_PROBLEM DESCRIPTION:_ Your response should consist of the entries below, reproduced exactly and without their images.

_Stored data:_
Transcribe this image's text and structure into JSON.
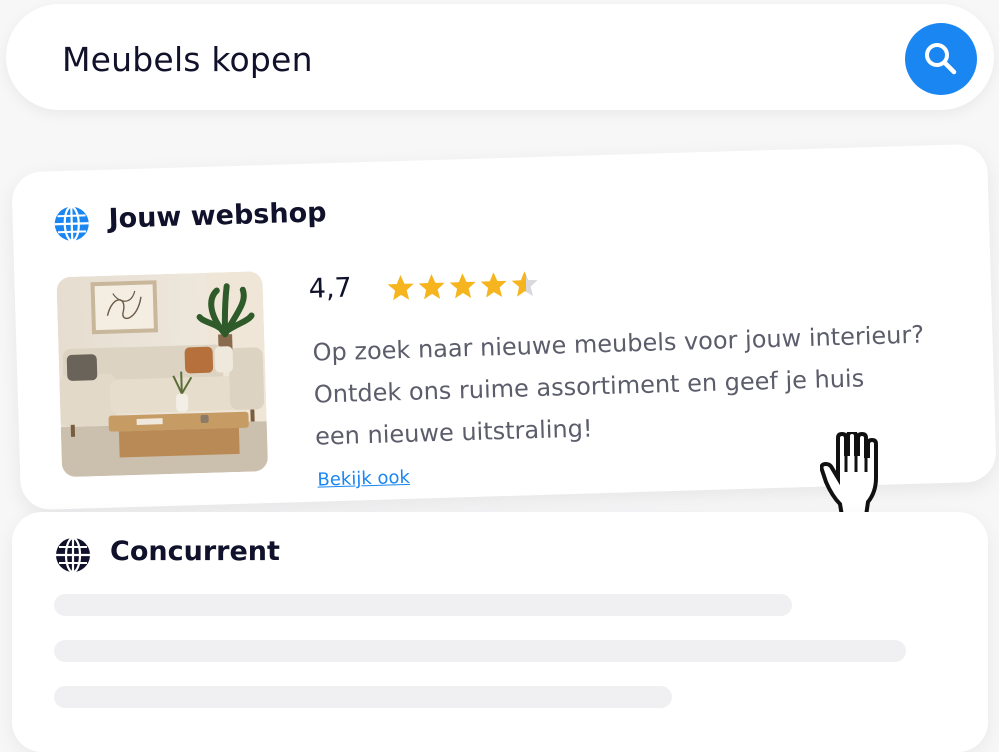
{
  "search": {
    "query": "Meubels kopen",
    "button_icon": "search-icon",
    "button_color": "#1a86f2"
  },
  "result": {
    "title": "Jouw webshop",
    "icon": "globe-icon",
    "icon_color": "#1a86f2",
    "rating_value": "4,7",
    "rating_stars": 4.5,
    "rating_max": 5,
    "star_color": "#f6b51e",
    "description_lines": [
      "Op zoek naar nieuwe meubels voor jouw interieur?",
      "Ontdek ons ruime assortiment en geef je huis",
      "een nieuwe uitstraling!"
    ],
    "link_label": "Bekijk ook",
    "image": "living-room-sofa-photo"
  },
  "competitor": {
    "title": "Concurrent",
    "icon": "globe-icon",
    "icon_color": "#10112a"
  },
  "cursor": {
    "icon": "hand-cursor-icon"
  }
}
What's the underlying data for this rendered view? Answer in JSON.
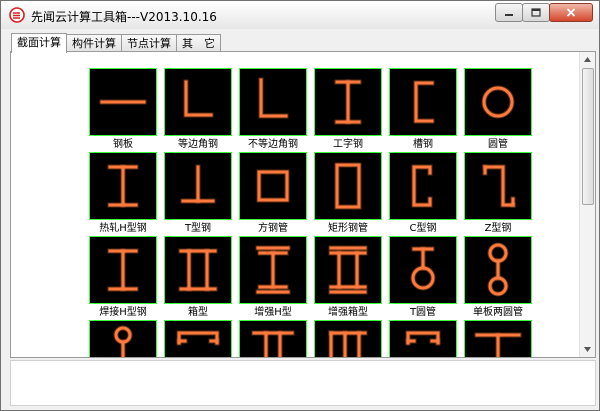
{
  "window": {
    "title": "先闻云计算工具箱---V2013.10.16"
  },
  "icons": {
    "app": "app-logo-icon",
    "minimize": "minimize-icon",
    "maximize": "maximize-icon",
    "close": "close-icon"
  },
  "tabs": [
    {
      "label": "截面计算",
      "active": true
    },
    {
      "label": "构件计算",
      "active": false
    },
    {
      "label": "节点计算",
      "active": false
    },
    {
      "label": "其　它",
      "active": false
    }
  ],
  "colors": {
    "section_stroke": "#ff7a3c",
    "thumb_border": "#3cff3c",
    "thumb_bg": "#000000"
  },
  "sections": [
    {
      "label": "钢板",
      "icon": "plate-section-icon"
    },
    {
      "label": "等边角钢",
      "icon": "equal-angle-section-icon"
    },
    {
      "label": "不等边角钢",
      "icon": "unequal-angle-section-icon"
    },
    {
      "label": "工字钢",
      "icon": "i-beam-section-icon"
    },
    {
      "label": "槽钢",
      "icon": "channel-section-icon"
    },
    {
      "label": "圆管",
      "icon": "round-tube-section-icon"
    },
    {
      "label": "热轧H型钢",
      "icon": "hot-rolled-h-section-icon"
    },
    {
      "label": "T型钢",
      "icon": "t-section-icon"
    },
    {
      "label": "方钢管",
      "icon": "square-tube-section-icon"
    },
    {
      "label": "矩形钢管",
      "icon": "rect-tube-section-icon"
    },
    {
      "label": "C型钢",
      "icon": "c-section-icon"
    },
    {
      "label": "Z型钢",
      "icon": "z-section-icon"
    },
    {
      "label": "焊接H型钢",
      "icon": "welded-h-section-icon"
    },
    {
      "label": "箱型",
      "icon": "box-section-icon"
    },
    {
      "label": "增强H型",
      "icon": "reinforced-h-section-icon"
    },
    {
      "label": "增强箱型",
      "icon": "reinforced-box-section-icon"
    },
    {
      "label": "T圆管",
      "icon": "t-round-tube-section-icon"
    },
    {
      "label": "单板两圆管",
      "icon": "plate-two-tubes-section-icon"
    },
    {
      "label": "",
      "icon": "tube-plate-tube-section-icon"
    },
    {
      "label": "",
      "icon": "double-channel-section-icon"
    },
    {
      "label": "",
      "icon": "double-t-section-icon"
    },
    {
      "label": "",
      "icon": "t-channel-section-icon"
    },
    {
      "label": "",
      "icon": "double-channel-alt-section-icon"
    },
    {
      "label": "",
      "icon": "wide-t-section-icon"
    }
  ]
}
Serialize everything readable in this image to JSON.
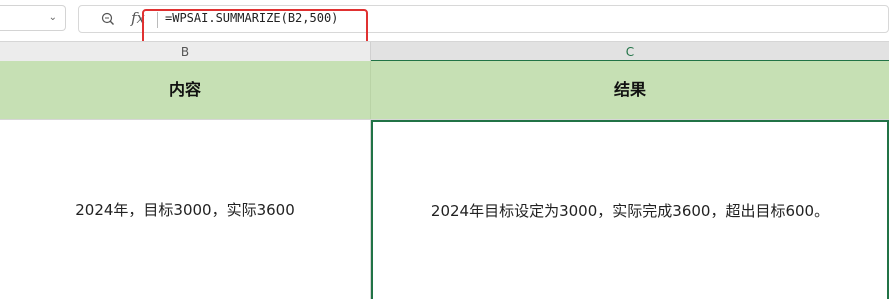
{
  "formula_bar": {
    "formula": "=WPSAI.SUMMARIZE(B2,500)"
  },
  "columns": {
    "b_label": "B",
    "c_label": "C"
  },
  "header_row": {
    "b": "内容",
    "c": "结果"
  },
  "data_row": {
    "b": "2024年，目标3000，实际3600",
    "c": "2024年目标设定为3000，实际完成3600，超出目标600。"
  },
  "colors": {
    "header_fill": "#c6e0b4",
    "selection_border": "#217346",
    "highlight": "#e03131"
  }
}
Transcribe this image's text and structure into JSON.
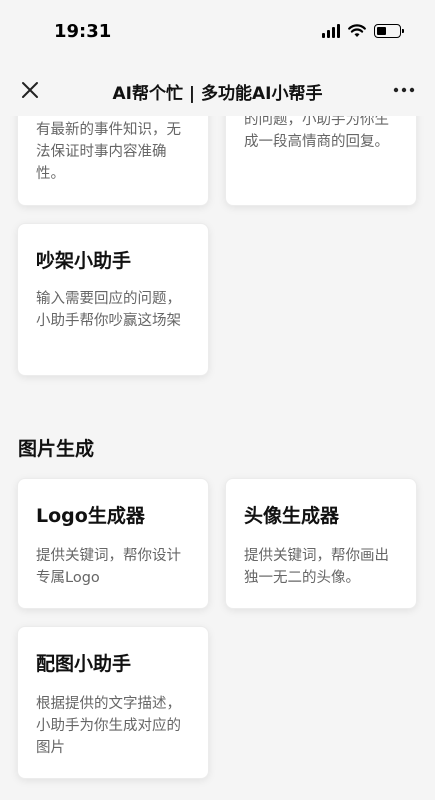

_EXPECTED ANSWER:_
Transcribe this image's text and structure into JSON.
{
  "search": {
    "query": "Meubels kopen",
    "button_icon": "search-icon",
    "button_color": "#1a86f2"
  },
  "result": {
    "title": "Jouw webshop",
    "icon": "globe-icon",
    "icon_color": "#1a86f2",
    "rating_value": "4,7",
    "rating_stars": 4.5,
    "rating_max": 5,
    "star_color": "#f6b51e",
    "description_lines": [
      "Op zoek naar nieuwe meubels voor jouw interieur?",
      "Ontdek ons ruime assortiment en geef je huis",
      "een nieuwe uitstraling!"
    ],
    "link_label": "Bekijk ook",
    "image": "living-room-sofa-photo"
  },
  "competitor": {
    "title": "Concurrent",
    "icon": "globe-icon",
    "icon_color": "#10112a"
  },
  "cursor": {
    "icon": "hand-cursor-icon"
  }
}
What's the underlying data for this rendered view? Answer in JSON.
{
  "window": {
    "title": "先闻云计算工具箱---V2013.10.16"
  },
  "icons": {
    "app": "app-logo-icon",
    "minimize": "minimize-icon",
    "maximize": "maximize-icon",
    "close": "close-icon"
  },
  "tabs": [
    {
      "label": "截面计算",
      "active": true
    },
    {
      "label": "构件计算",
      "active": false
    },
    {
      "label": "节点计算",
      "active": false
    },
    {
      "label": "其　它",
      "active": false
    }
  ],
  "colors": {
    "section_stroke": "#ff7a3c",
    "thumb_border": "#3cff3c",
    "thumb_bg": "#000000"
  },
  "sections": [
    {
      "label": "钢板",
      "icon": "plate-section-icon"
    },
    {
      "label": "等边角钢",
      "icon": "equal-angle-section-icon"
    },
    {
      "label": "不等边角钢",
      "icon": "unequal-angle-section-icon"
    },
    {
      "label": "工字钢",
      "icon": "i-beam-section-icon"
    },
    {
      "label": "槽钢",
      "icon": "channel-section-icon"
    },
    {
      "label": "圆管",
      "icon": "round-tube-section-icon"
    },
    {
      "label": "热轧H型钢",
      "icon": "hot-rolled-h-section-icon"
    },
    {
      "label": "T型钢",
      "icon": "t-section-icon"
    },
    {
      "label": "方钢管",
      "icon": "square-tube-section-icon"
    },
    {
      "label": "矩形钢管",
      "icon": "rect-tube-section-icon"
    },
    {
      "label": "C型钢",
      "icon": "c-section-icon"
    },
    {
      "label": "Z型钢",
      "icon": "z-section-icon"
    },
    {
      "label": "焊接H型钢",
      "icon": "welded-h-section-icon"
    },
    {
      "label": "箱型",
      "icon": "box-section-icon"
    },
    {
      "label": "增强H型",
      "icon": "reinforced-h-section-icon"
    },
    {
      "label": "增强箱型",
      "icon": "reinforced-box-section-icon"
    },
    {
      "label": "T圆管",
      "icon": "t-round-tube-section-icon"
    },
    {
      "label": "单板两圆管",
      "icon": "plate-two-tubes-section-icon"
    },
    {
      "label": "",
      "icon": "tube-plate-tube-section-icon"
    },
    {
      "label": "",
      "icon": "double-channel-section-icon"
    },
    {
      "label": "",
      "icon": "double-t-section-icon"
    },
    {
      "label": "",
      "icon": "t-channel-section-icon"
    },
    {
      "label": "",
      "icon": "double-channel-alt-section-icon"
    },
    {
      "label": "",
      "icon": "wide-t-section-icon"
    }
  ]
}
Serialize everything readable in this image to JSON.
{
  "formula_bar": {
    "formula": "=WPSAI.SUMMARIZE(B2,500)"
  },
  "columns": {
    "b_label": "B",
    "c_label": "C"
  },
  "header_row": {
    "b": "内容",
    "c": "结果"
  },
  "data_row": {
    "b": "2024年，目标3000，实际3600",
    "c": "2024年目标设定为3000，实际完成3600，超出目标600。"
  },
  "colors": {
    "header_fill": "#c6e0b4",
    "selection_border": "#217346",
    "highlight": "#e03131"
  }
}
Transcribe this image's text and structure into JSON.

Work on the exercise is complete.